# Equivalence of Definitions of Real Exponential Function/Inverse of Natural Logarithm equivalent to Differential Equation

## Theorem

The following definitions of the concept of real exponential function are equivalent:

### As the Inverse of the Natural Logarithm

Consider the natural logarithm $\ln x$, which is defined on the open interval $\openint 0 {+\infty}$.

$\ln x$ is strictly increasing.
the inverse of $\ln x$ always exists.

The inverse of the natural logarithm function is called the exponential function, which is denoted as $\exp$.

Thus for $x \in \R$, we have:

$y = \exp x \iff x = \ln y$

### As the Solution of a Differential Equation

The exponential function can be defined as the unique solution $y = \map f x$ to the first order ODE:

$\dfrac {\d y} {\d x} = y$

satisfying the initial condition $\map f 0 = 1$.

## Proof

#### Inverse of Natural Logarithm implies Solution of Differential Equation

Let $\exp x$ be the real function defined as the inverse of the natural logarithm:

$y = \exp x \iff x = \ln y$

Then:

 $\displaystyle x$ $=$ $\displaystyle \ln y$ $\displaystyle$ $=$ $\displaystyle \int_{t \mathop = 1}^{t \mathop = y} \frac 1 t \rd t$ Definition 1 of Natural Logarithm $\displaystyle \leadsto \ \$ $\displaystyle \map {D_y} x$ $=$ $\displaystyle D_y \int_{t \mathop = 1}^{t \mathop = y} \frac 1 t \rd t$ Differentiation with respect to $y$ $\displaystyle \frac {\d x} {\d y}$ $=$ $\displaystyle \frac 1 y$ Fundamental Theorem of Calculus $\displaystyle \iff \ \$ $\displaystyle \frac {\d y} {\d x}$ $=$ $\displaystyle y$ Derivative of Inverse Function

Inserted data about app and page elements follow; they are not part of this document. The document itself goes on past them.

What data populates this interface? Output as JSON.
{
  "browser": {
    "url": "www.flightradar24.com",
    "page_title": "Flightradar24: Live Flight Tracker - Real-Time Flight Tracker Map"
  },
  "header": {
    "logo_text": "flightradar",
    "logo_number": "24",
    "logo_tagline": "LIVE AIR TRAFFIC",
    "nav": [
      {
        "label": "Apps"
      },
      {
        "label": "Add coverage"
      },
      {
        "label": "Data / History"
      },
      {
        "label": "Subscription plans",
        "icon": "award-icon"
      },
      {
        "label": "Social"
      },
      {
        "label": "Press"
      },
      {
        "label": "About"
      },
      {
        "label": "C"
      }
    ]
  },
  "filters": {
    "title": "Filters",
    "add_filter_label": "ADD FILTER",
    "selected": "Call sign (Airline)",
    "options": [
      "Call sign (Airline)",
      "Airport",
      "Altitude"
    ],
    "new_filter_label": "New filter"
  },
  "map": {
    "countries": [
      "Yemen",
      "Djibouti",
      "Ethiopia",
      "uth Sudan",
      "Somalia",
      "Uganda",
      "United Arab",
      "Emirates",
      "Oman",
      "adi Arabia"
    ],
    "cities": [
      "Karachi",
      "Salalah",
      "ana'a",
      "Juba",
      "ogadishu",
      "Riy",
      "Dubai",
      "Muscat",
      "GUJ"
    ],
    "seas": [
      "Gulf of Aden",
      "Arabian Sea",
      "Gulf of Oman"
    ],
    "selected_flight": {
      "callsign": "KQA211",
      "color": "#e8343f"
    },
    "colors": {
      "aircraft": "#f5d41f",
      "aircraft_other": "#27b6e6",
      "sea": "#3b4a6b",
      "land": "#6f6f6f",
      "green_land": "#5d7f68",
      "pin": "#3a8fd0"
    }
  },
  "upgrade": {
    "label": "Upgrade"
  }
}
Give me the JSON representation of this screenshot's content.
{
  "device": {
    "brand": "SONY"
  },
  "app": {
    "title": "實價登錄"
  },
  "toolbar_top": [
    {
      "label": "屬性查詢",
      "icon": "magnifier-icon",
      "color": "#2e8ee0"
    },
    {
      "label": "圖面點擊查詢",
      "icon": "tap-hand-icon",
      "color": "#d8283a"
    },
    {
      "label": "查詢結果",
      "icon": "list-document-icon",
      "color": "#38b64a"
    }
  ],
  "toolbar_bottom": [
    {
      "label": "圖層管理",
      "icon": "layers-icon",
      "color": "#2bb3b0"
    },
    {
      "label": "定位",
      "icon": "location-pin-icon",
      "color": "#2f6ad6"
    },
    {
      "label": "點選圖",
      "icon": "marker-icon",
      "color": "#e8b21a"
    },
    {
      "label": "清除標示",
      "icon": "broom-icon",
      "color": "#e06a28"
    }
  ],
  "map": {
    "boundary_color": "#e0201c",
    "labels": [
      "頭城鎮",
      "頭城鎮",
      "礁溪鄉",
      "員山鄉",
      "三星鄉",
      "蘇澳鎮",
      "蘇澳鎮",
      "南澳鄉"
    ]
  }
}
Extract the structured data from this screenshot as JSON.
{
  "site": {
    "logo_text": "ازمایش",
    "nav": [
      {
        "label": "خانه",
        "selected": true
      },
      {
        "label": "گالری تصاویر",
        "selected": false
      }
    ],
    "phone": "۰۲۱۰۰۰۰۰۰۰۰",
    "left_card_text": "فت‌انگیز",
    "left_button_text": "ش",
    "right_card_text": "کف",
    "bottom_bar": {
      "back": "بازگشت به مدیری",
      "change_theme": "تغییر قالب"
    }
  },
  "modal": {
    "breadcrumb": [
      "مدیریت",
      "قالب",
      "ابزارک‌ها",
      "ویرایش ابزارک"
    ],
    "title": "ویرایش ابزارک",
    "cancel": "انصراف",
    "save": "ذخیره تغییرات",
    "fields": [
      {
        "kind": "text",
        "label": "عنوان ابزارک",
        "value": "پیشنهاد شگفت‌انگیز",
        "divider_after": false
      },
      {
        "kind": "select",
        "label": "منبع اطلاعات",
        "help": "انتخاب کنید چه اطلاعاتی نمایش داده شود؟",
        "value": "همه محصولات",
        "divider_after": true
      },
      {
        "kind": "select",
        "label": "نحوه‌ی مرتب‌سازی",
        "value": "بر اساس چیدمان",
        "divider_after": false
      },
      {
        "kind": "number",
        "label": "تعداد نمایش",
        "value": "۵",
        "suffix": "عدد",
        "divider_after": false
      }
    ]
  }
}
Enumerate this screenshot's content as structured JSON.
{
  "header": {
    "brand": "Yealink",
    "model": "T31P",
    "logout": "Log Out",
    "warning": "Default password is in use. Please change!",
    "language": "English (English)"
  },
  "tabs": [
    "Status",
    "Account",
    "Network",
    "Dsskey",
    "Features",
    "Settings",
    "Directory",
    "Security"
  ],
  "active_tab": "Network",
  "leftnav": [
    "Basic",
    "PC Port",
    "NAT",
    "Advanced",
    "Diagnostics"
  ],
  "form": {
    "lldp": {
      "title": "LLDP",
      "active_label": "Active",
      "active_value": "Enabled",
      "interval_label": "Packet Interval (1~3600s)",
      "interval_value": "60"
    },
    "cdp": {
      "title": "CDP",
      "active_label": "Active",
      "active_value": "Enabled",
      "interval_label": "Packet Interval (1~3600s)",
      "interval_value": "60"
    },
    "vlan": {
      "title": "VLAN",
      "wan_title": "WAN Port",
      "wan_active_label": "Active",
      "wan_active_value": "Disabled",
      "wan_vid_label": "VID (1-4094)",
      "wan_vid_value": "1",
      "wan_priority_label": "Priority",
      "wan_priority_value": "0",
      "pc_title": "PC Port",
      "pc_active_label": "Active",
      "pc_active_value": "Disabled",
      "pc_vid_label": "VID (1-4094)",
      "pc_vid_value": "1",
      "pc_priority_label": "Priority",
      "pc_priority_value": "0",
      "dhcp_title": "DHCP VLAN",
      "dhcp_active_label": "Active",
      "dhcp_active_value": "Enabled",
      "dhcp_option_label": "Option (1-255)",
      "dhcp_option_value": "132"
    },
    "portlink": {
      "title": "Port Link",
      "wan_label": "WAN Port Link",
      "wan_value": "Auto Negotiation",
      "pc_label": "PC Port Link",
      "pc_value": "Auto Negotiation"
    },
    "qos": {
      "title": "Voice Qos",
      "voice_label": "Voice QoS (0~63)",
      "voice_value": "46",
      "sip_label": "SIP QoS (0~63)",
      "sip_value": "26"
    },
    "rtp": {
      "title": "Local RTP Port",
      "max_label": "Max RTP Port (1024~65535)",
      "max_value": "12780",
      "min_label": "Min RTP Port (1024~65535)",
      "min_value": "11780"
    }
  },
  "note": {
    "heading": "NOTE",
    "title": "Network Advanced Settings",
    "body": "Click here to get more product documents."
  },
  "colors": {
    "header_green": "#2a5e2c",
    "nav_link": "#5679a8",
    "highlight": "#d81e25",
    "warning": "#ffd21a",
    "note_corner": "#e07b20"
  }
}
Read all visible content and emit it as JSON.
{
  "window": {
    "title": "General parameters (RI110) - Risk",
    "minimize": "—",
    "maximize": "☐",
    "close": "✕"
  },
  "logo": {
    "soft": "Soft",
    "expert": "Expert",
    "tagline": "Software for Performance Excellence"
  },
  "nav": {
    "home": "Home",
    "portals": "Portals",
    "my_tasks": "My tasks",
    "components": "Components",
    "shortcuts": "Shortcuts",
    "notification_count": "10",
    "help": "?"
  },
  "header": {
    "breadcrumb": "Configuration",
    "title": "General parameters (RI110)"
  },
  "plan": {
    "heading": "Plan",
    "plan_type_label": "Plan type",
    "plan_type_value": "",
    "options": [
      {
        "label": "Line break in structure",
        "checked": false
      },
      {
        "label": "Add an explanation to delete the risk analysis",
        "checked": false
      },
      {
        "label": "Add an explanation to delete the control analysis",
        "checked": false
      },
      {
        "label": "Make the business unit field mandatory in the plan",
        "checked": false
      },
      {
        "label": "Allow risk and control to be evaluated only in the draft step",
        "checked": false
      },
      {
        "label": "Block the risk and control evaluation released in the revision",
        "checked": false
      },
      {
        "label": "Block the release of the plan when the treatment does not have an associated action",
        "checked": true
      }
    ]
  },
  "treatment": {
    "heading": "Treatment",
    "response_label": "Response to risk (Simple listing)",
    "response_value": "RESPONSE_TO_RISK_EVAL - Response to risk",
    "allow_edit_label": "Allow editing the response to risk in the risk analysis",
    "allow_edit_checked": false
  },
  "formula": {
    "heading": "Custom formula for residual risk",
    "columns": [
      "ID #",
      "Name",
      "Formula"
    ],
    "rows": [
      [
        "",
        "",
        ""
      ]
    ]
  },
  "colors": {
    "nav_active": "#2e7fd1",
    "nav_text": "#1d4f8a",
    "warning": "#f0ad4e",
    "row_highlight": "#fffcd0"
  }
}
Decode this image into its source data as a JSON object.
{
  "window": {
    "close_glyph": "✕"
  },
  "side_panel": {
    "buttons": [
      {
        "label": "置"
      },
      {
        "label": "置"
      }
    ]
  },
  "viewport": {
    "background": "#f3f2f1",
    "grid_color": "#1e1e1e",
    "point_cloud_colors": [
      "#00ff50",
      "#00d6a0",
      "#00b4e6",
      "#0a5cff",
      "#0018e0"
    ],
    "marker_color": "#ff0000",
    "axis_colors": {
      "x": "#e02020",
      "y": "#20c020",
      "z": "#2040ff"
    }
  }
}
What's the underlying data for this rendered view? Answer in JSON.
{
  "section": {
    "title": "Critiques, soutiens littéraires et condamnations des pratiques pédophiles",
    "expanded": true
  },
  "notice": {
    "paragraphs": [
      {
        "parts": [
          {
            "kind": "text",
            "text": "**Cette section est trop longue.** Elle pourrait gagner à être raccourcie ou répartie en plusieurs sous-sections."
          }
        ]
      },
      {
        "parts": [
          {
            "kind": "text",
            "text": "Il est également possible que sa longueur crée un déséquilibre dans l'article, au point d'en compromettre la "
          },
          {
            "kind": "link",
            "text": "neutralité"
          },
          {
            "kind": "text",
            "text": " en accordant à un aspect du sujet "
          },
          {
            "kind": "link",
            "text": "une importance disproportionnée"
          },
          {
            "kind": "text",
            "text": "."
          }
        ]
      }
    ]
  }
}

This proves that $y$ is a solution of the differential equation.

It remains to be proven that $y$ fulfils the initial condition:

 $\displaystyle \map f 0$ $=$ $\displaystyle 1$ $\displaystyle \iff \ \$ $\displaystyle \map {f^{-1} } 1$ $=$ $\displaystyle 0$ Image of Element under Inverse Mapping $\displaystyle \bigintlimits {\ln y} {y \mathop = 1} {}$ $=$ $\displaystyle \int_{t \mathop = 1}^{t \mathop = 1} \frac 1 t \rd t$ $\displaystyle$ $=$ $\displaystyle 0$ Integral on Zero Interval

That is:

$\exp x$ is the particular solution of the differential equation:

$\dfrac {\d y} {\d x} = y$

satisfying the initial condition $\map f 0 = 1$.

$\Box$

#### Solution of Differential Equation implies Inverse of Natural Logarithm

Let $\exp x$ be the real function defined as the particular solution of the differential equation:

$\dfrac {\d y} {\d x} = y$

satisfying the initial condition $\map f = 1$.

Thus:

 $\displaystyle \frac {\d y} {\d x}$ $=$ $\displaystyle y$ $\displaystyle \leadsto \ \$ $\displaystyle \frac {\d x} {\d y}$ $=$ $\displaystyle \frac 1 y$ Derivative of Inverse Function $\displaystyle \leadsto \ \$ $\displaystyle \int \rd x$ $=$ $\displaystyle \int \frac 1 y \rd y$ Separation of Variables $\displaystyle \leadsto \ \$ $\displaystyle x + C$ $=$ $\displaystyle \int_{t \mathop = 1}^{t \mathop = y} \frac 1 t \rd t$ Fundamental Theorem of Calculus $\displaystyle$ $=$ $\displaystyle \ln y$ Definition 1 of Natural Logarithm

To solve for $C$, put $\tuple {x_0, y_0} = \tuple {0, 1}$:

 $\displaystyle 0 + C$ $=$ $\displaystyle \int_{t \mathop = 1}^{t \mathop = 1}\frac 1 t \rd t$ $\displaystyle \leadsto \ \$ $\displaystyle C$ $=$ $\displaystyle 0$ Integral on Zero Interval

That is:

$y = \exp x \iff x = \ln y$

$\blacksquare$